“I’ve never met a woman like you before.”
I held my breath as I cast my eyes down, willing my heart to stop dancing its jagged rhythm. For the first twenty years of my life, I’d melted into the wallpaper, looking out as parties, and dances swirled in front of me, like a dangerous whirlpool. No one had discerned me before. No one had striven hard enough to surmount my natural shyness, see past my gangly figure, ignore my home-made clothes.
Slowly, I lifted my lashes.
He laughed. “You take me too seriously, Caroline.”
I compelled the corners of my mouth to curl up into a smile, not understanding.
He glanced at his watch, forcing me to rise, and leave.
I got little sleep that night. What had happened? He’d been so warm, so attentive. Then—what? Had he paid me a compliment when he said he’d never met anyone like me before? Or—or was he laughing at me? My stomach sour, I pushed away tangled sheets and padded to the window in thick socks. Snow was falling outside, dusting everything in a light coating of white, while a cold morning glimmered into being. Today was Saturday, April 2. That meant yesterday had been April 1. Had he been teasing me?
I missed his office hours that week and the next, not returning until April 22. His smile warmed his face as I knocked softly upon the door.
“Come in, come in,” he said, “and let me take a look at you. I haven’t seen you in a while.”
I sat tentatively, straight-backed, knees together, while he sprawled in his chair, knees apart, and examined me. I had dressed with more than usual care, wanting to make the right impression. I was a young lady, and wanted to be treated as such, so I wore my church clothes, a black skirt that came to mid-calf and made me look older, the white blouse with the stiff collar Mother had given me as a gift, and my favorite dark-blue sweater I’d knitted myself.
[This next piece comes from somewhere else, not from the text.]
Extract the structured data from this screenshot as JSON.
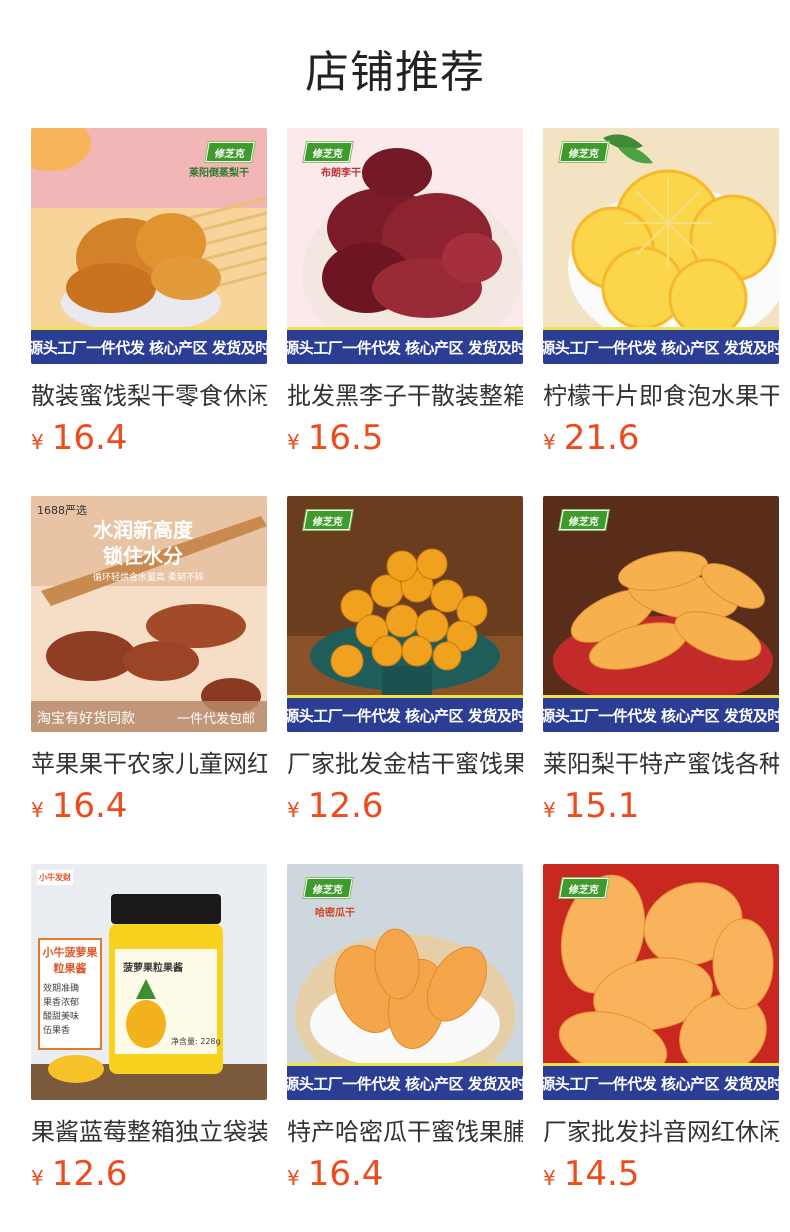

I hoped it brought out the color of my eyes. [To be continued.]